Goblin Queen (She/Her/Hers)
As a player, if I’m given the option of point buy/array or rolling stats, I’ll decide based on what kind of campaign the DM is running. If they’ve pitched a plot-based campaign, where a tight-knit group of plucky heroes go on an epic quest to stop some terrible evil, I’ll come up with a character that suits that sort of story and use point buy to hand-craft that character’s stats as I envision them. If they pitch a wide-open sandbox where the characters explore wilderness, hunt for treasure, and generally pursue their own goals, I’ll roll stats, in order, and make a character that suits the stats I roll. Those are basically my two modes. I don’t really see much point in rolling if you aren’t going to roll in order.


I agree that fairness across the group is a major factor in choosing ability score generation methods. I'm not sure I agree that the concept's been given short shrift in previous discussions. My impression was that it was one of the primary motivators for introducing point buy / standard array.

I think of a small survey.

will you be happy to
Play a character with better stats than the others?
Play a character with lower stats than the others?
Play a character with one level higher than the others?
Play a character with one level less than the others?
Play a character with better magic items than the others?
Play a character with lesser magic items than the others?

Compare the yes/no answers. That will give you a good take on fairness tolerance or paradox!
Last edited:


One addition I like beyond standard point buy/array is where PF have several levels of them based on how the campaign wanted to have the PCs relative to the world. (So some games might have a much higher than standard array start for everyone).


One addition I like beyond standard point buy/array is where PF have several levels of them based on how the campaign wanted to have the PCs relative to the world. (So some games might have a much higher than standard array start for everyone).
They also did that with 3.5. Funny thing is though, at least for me, is that we tried the "more powerful" variant and didn't repeat it for the next campaign. We did a 32 point buy with an option to buy up to 16 but it just felt like the PCs were almost too competent because of bounded accuracy.

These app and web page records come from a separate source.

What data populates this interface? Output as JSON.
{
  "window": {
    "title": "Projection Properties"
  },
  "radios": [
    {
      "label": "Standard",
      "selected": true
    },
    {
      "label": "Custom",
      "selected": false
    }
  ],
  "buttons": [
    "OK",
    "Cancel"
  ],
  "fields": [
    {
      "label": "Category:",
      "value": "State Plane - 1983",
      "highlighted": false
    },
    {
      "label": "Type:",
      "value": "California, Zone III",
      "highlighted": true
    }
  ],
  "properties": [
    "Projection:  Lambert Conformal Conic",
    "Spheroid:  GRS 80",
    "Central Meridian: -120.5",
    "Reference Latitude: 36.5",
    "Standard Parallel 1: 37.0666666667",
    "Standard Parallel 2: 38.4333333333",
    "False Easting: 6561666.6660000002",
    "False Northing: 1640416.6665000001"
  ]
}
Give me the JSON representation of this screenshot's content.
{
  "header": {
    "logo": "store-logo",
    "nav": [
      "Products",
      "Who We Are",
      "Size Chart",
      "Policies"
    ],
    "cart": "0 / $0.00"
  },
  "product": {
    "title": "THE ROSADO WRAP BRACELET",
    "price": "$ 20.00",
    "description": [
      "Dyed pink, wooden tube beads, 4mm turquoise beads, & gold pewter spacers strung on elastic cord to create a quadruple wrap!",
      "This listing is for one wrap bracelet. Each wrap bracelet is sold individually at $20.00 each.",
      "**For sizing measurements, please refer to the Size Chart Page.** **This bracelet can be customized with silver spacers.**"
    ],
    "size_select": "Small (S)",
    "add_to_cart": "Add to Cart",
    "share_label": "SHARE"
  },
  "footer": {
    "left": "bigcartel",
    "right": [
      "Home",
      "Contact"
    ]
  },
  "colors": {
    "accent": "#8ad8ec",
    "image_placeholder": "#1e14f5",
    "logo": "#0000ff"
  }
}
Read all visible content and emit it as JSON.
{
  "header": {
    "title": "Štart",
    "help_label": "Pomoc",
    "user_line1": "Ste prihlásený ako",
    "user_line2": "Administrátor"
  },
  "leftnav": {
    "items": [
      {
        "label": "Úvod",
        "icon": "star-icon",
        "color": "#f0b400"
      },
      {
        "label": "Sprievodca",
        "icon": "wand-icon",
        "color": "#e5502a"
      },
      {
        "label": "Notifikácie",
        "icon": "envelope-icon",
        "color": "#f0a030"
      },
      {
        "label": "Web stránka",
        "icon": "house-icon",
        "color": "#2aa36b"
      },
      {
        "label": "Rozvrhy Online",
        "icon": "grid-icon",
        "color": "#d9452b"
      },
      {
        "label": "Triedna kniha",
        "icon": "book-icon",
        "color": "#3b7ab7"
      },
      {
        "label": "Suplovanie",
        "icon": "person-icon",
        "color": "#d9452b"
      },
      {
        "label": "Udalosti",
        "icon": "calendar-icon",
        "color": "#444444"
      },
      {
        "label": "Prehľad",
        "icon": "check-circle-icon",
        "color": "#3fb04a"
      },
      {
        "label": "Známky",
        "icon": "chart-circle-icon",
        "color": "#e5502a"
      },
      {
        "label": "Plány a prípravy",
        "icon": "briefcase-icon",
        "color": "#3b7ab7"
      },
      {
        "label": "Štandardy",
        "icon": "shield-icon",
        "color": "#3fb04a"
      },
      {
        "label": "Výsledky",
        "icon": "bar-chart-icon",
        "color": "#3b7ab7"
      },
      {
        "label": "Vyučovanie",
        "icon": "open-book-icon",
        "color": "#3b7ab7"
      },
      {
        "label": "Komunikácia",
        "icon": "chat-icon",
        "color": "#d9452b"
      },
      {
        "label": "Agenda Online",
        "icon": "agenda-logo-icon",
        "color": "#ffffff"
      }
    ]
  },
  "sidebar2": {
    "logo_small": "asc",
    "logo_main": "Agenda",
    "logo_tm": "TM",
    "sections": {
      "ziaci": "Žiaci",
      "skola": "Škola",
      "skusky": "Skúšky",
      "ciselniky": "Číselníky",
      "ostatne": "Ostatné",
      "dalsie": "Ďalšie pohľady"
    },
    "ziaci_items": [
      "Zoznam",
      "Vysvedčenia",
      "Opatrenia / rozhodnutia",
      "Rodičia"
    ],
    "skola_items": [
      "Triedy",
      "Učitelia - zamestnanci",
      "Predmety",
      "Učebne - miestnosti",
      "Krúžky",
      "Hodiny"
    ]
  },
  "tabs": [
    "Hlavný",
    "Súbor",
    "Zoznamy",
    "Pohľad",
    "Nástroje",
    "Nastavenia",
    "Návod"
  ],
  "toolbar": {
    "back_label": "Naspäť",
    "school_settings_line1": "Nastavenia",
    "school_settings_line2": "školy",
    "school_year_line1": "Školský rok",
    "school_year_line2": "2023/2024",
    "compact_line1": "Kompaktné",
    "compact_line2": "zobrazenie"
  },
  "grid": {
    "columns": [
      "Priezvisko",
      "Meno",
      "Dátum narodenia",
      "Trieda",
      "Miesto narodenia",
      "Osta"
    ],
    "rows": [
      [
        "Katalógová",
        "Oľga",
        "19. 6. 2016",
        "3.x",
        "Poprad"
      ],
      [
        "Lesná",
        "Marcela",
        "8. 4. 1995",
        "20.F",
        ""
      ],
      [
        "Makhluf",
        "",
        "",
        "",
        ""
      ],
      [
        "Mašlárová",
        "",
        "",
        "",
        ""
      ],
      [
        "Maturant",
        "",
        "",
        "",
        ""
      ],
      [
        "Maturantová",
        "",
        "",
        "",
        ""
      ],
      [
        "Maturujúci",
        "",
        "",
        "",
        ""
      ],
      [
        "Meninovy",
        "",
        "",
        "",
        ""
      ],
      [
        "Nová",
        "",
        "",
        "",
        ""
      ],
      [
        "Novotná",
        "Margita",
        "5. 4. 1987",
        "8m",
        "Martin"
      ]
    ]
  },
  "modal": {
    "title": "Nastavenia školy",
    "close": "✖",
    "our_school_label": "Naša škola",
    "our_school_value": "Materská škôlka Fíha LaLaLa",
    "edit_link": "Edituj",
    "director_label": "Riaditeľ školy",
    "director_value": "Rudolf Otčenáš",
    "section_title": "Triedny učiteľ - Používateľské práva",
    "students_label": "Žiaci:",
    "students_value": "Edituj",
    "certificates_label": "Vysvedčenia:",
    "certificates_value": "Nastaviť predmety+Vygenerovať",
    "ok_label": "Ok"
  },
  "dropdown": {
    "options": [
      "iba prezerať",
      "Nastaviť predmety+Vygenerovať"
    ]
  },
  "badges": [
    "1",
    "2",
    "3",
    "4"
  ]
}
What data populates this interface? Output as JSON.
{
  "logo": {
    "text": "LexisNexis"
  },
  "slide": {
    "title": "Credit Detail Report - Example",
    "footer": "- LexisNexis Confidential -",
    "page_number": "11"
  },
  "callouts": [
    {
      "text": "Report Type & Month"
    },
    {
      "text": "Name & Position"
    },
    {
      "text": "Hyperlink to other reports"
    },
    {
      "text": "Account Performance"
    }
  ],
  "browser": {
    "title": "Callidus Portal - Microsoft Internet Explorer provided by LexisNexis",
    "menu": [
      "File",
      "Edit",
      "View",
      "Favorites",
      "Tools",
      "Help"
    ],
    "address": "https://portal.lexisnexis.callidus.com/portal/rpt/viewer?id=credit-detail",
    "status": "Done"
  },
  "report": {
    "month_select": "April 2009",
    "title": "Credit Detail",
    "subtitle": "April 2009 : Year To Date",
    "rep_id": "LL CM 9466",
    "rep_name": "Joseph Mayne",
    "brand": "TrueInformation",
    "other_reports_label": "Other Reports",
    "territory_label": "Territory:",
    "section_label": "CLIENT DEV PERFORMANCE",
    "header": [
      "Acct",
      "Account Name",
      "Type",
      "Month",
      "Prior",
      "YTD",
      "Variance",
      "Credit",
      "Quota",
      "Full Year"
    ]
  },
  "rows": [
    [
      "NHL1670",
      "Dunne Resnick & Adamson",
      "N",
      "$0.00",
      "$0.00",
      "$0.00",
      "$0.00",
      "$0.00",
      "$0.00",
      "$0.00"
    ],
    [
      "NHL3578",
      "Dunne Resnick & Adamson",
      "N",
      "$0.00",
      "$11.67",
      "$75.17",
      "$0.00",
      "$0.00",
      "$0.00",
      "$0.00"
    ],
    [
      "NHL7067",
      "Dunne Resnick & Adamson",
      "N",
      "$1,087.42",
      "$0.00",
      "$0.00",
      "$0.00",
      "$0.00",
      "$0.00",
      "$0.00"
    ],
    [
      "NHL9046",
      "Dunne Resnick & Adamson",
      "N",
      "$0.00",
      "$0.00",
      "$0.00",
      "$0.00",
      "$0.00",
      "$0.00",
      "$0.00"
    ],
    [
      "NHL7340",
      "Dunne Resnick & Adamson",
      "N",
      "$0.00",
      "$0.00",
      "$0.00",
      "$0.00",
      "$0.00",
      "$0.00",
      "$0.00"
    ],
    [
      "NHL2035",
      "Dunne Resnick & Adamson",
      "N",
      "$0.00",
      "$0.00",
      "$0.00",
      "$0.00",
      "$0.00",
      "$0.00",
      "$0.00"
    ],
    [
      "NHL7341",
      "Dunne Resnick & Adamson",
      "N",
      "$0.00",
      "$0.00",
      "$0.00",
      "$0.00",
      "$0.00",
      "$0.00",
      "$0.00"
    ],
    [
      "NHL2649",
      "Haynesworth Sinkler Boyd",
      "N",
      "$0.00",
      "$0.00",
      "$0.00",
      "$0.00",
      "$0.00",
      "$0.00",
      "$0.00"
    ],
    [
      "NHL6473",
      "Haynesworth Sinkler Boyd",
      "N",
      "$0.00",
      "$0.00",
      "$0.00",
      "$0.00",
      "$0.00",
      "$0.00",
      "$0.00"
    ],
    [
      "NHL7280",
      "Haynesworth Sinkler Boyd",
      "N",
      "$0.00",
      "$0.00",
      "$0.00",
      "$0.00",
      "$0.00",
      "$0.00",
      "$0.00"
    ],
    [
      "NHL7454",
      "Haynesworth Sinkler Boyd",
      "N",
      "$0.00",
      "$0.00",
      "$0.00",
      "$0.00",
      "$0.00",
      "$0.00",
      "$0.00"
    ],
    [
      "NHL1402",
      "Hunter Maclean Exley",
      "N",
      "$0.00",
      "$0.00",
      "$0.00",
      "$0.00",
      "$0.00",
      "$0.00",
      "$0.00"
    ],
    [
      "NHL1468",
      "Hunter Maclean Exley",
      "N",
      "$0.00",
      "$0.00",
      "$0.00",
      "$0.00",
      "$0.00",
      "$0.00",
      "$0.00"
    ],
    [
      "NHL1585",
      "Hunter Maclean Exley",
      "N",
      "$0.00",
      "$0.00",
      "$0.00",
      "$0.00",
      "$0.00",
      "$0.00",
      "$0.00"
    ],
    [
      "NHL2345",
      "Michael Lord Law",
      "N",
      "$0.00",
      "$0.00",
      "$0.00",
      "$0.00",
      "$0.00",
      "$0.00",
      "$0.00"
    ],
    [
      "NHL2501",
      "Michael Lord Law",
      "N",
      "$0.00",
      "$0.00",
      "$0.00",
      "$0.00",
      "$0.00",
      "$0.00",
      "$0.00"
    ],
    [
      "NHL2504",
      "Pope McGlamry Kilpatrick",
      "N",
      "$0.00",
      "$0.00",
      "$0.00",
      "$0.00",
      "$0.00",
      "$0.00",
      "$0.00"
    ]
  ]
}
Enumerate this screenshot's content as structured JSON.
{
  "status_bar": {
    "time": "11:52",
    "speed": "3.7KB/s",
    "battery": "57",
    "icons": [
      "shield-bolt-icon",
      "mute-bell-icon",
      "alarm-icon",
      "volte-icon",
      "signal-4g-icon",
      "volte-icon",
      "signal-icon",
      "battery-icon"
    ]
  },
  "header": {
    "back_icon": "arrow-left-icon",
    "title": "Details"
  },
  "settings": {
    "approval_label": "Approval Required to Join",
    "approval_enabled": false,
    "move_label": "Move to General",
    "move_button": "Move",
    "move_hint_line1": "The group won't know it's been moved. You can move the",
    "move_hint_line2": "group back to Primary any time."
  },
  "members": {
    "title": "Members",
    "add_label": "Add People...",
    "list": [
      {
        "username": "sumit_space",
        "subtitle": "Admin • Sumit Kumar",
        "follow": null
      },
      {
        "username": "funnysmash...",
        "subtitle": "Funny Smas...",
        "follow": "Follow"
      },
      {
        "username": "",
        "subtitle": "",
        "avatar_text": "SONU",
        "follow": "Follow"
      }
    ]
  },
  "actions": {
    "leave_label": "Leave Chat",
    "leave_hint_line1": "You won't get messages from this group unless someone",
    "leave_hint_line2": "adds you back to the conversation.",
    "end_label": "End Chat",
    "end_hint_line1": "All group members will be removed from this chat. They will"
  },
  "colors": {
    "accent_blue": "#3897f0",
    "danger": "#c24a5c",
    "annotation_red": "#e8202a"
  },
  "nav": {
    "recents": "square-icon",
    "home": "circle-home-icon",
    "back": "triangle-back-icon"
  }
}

YMMV of course.


random rolls worked well back in 1e&2e, but not since 3.5 and there are reasons related to the historical system mechanics for that. Without those differences they cause problems. It worked till 2e because of system differences & failed different in 3.x again because of differences. 5e is different from both & is unable to make use of the ways it could work or kinda work that those earlier editions enjoyed

Prior to 3.x (1e/2e) A +1 started around a 15 in an ability while -1 started around a six in an ability giving a nine point dead zone of +/-0 that was likely to contain nearly every ability score roll. The different abilities would add a small bonus or penalty to specific things even within that dead zone, but in general it was a very minor thing. Rolling ability scores itroduced some random near ribbon flavoring to characters as a result of this dead zone that no longer exists.

One of the big improvements that 3.5* made was to standardize the ability score mods to the -1/+1 at 8 & 12 with another +1/-1 every 2 points in an ability that we all know today. You could still roll stats but the gm needed to be more careful when awarding treasure & strongly consider everyoe's rolls against the magic items they dish out making it a bit of a mess that wound up feeling lacking compared to just starting everyone with a few levels to kick them off a seasoned.

5e has the same +/-1 every 2 points from 10 as 3.x did but also assumes no feats & no magic items so the gm doesn't even have the option of massaging the trasure rewards like in 3.x & certainly doesn't have the kind of deadzone present in 1e/2e

*Maybe 3.0 too I dunno

Blue Orange

Gone to Texas
I kind of feel like with the shift from 'D&D as game of skill' to 'D&D as collaborative narrative' people want to have more fine control over their character, as BookTenTiger said. You want to make a half-orc who rebelled against the stereotypes to be a wizard and specialized in enchantment, you've got to pick your scores carefully. You just want to make a wizard, you need a high INT.

Voidrunner's Codex

Remove ads